With Thanksgiving and Christmas approaching, Tetteh shared tips with QCity Metro on how to navigate “the holiday blues.”
Assess and set boundaries
Celebrating the holidays with family and friends can be a stressful undertaking for many reasons. One way to prepare for possible emotional stress is to set boundaries.
Tetteh shared that sometimes family members can be harshly critical or judge personal aspects of each other’s lives, like a person’s parenting skills.
An example of setting a boundary could be to not engage with loved ones who are critical or create discomfort.
She emphasized the importance of not visiting family out of obligation. This can help limit emotional distress that might come along with those interactions.

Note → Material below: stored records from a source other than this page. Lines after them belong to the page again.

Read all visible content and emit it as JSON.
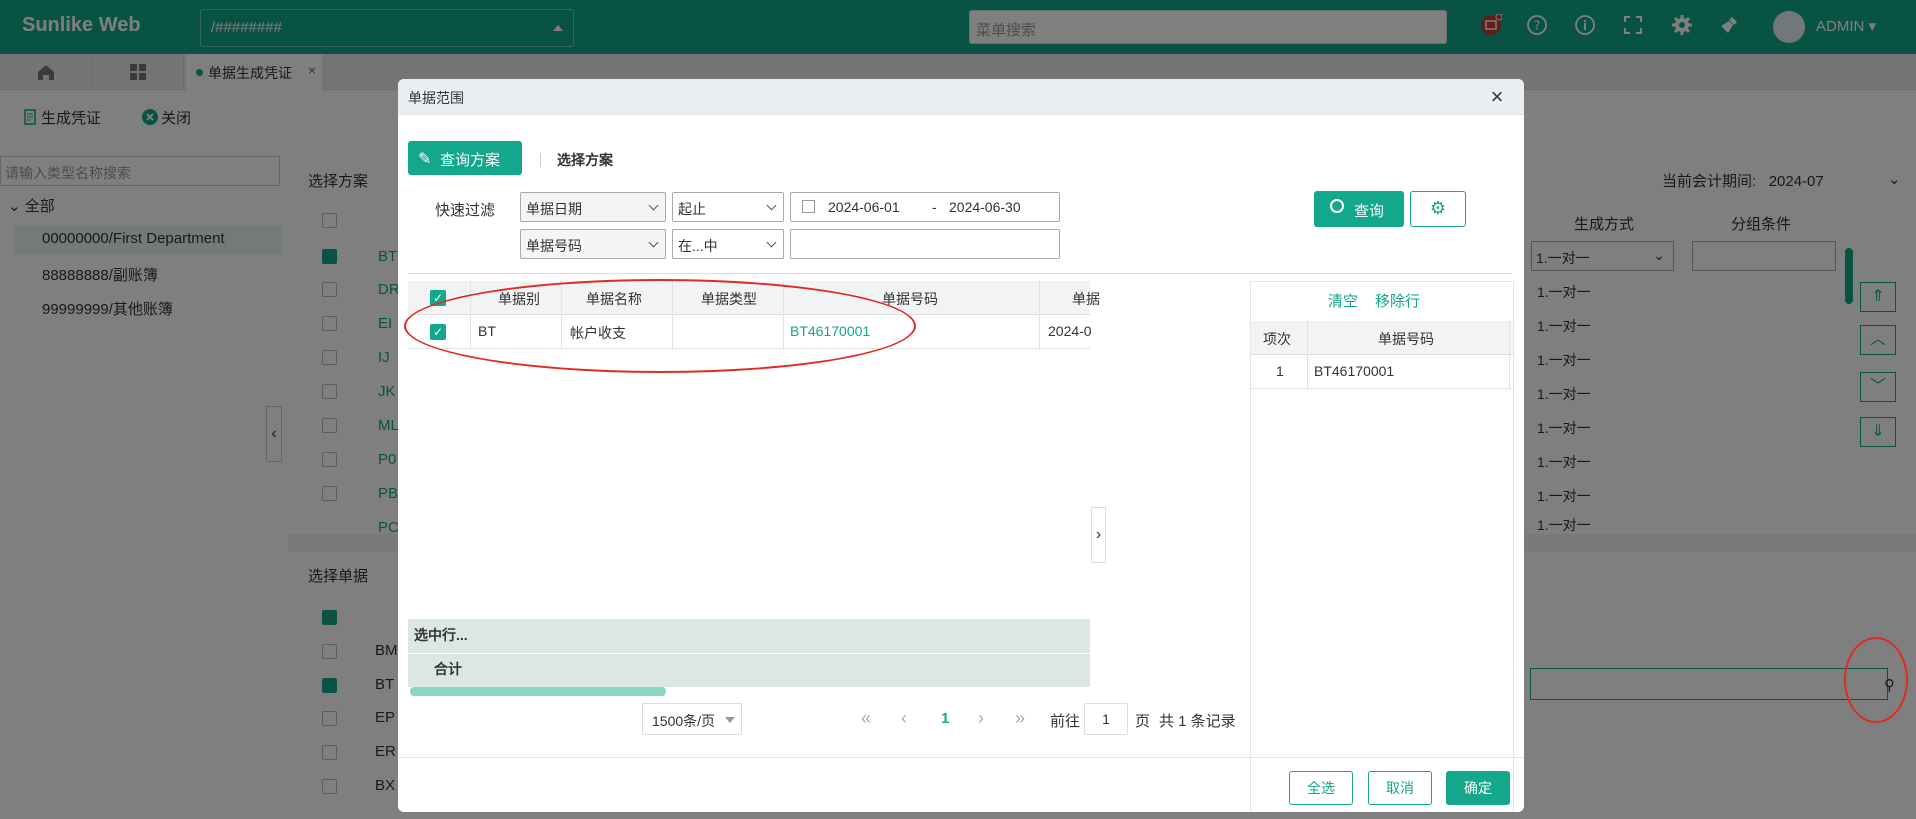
{
  "header": {
    "brand": "Sunlike Web",
    "account_select": "/########",
    "search_placeholder": "菜单搜索",
    "user": "ADMIN",
    "colors": {
      "primary": "#13a78b",
      "alert": "#e02a24"
    }
  },
  "tabs": {
    "active": "单据生成凭证"
  },
  "toolbar": {
    "generate": "生成凭证",
    "close": "关闭"
  },
  "tree": {
    "search_placeholder": "请输入类型名称搜索",
    "root": "全部",
    "items": [
      "00000000/First Department",
      "88888888/副账簿",
      "99999999/其他账簿"
    ]
  },
  "scheme_panel": {
    "title": "选择方案",
    "period_label": "当前会计期间:",
    "period_value": "2024-07",
    "col_generate": "生成方式",
    "col_group": "分组条件",
    "codes": [
      "BT",
      "DR",
      "EI",
      "IJ",
      "JK",
      "ML",
      "P0",
      "PB",
      "PC"
    ],
    "modes": [
      "1.一对一",
      "1.一对一",
      "1.一对一",
      "1.一对一",
      "1.一对一",
      "1.一对一",
      "1.一对一",
      "1.一对一"
    ],
    "selected_mode": "1.一对一"
  },
  "doc_panel": {
    "title": "选择单据",
    "codes": [
      "BM",
      "BT",
      "EP",
      "ER",
      "BX"
    ]
  },
  "dialog": {
    "title": "单据范围",
    "query_scheme": "查询方案",
    "select_scheme": "选择方案",
    "quick_filter": "快速过滤",
    "field1": "单据日期",
    "op1": "起止",
    "date_start": "2024-06-01",
    "date_sep": "-",
    "date_end": "2024-06-30",
    "field2": "单据号码",
    "op2": "在...中",
    "query": "查询",
    "columns": [
      "单据别",
      "单据名称",
      "单据类型",
      "单据号码",
      "单据"
    ],
    "row": {
      "code": "BT",
      "name": "帐户收支",
      "type": "",
      "number": "BT46170001",
      "date": "2024-0"
    },
    "selected_rows": "选中行...",
    "total": "合计",
    "pager": {
      "page_size": "1500条/页",
      "current": "1",
      "goto_label": "前往",
      "goto_value": "1",
      "page_unit": "页",
      "total_records": "共 1 条记录"
    },
    "side": {
      "clear": "清空",
      "remove": "移除行",
      "col_seq": "项次",
      "col_number": "单据号码",
      "row_seq": "1",
      "row_number": "BT46170001"
    },
    "buttons": {
      "select_all": "全选",
      "cancel": "取消",
      "confirm": "确定"
    }
  }
}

Tetteh said it is important to “budget” mental health the same way one might budget finances.
One way this can be done is by monitoring the intake of things like social media use.
Seeing people enjoy the holidays through posts online or consuming content of people who might not enjoy the holidays can both be emotionally triggering.
Taking in emotional stressors can lead to the holiday blues and limiting time spent on social media can help limit exposure to such triggers.
Examine support system
Tetteh said that it is important to identify what one’s support system looks like going into the holidays.
Taking inventory of who to call, spend time with, or otherwise be able to connect with is a great benefit to navigating seasonal depression.
Having a therapist can also help during seasonal depression.
Tetteh noted that Black people sometimes hesitate to seek professional mental health support because of historical treatment and a fear of being judged.
And while roughly only 4% of mental health professionals are Black, there are a number of them in the Charlotte area and, like Tetteh, are open to supporting.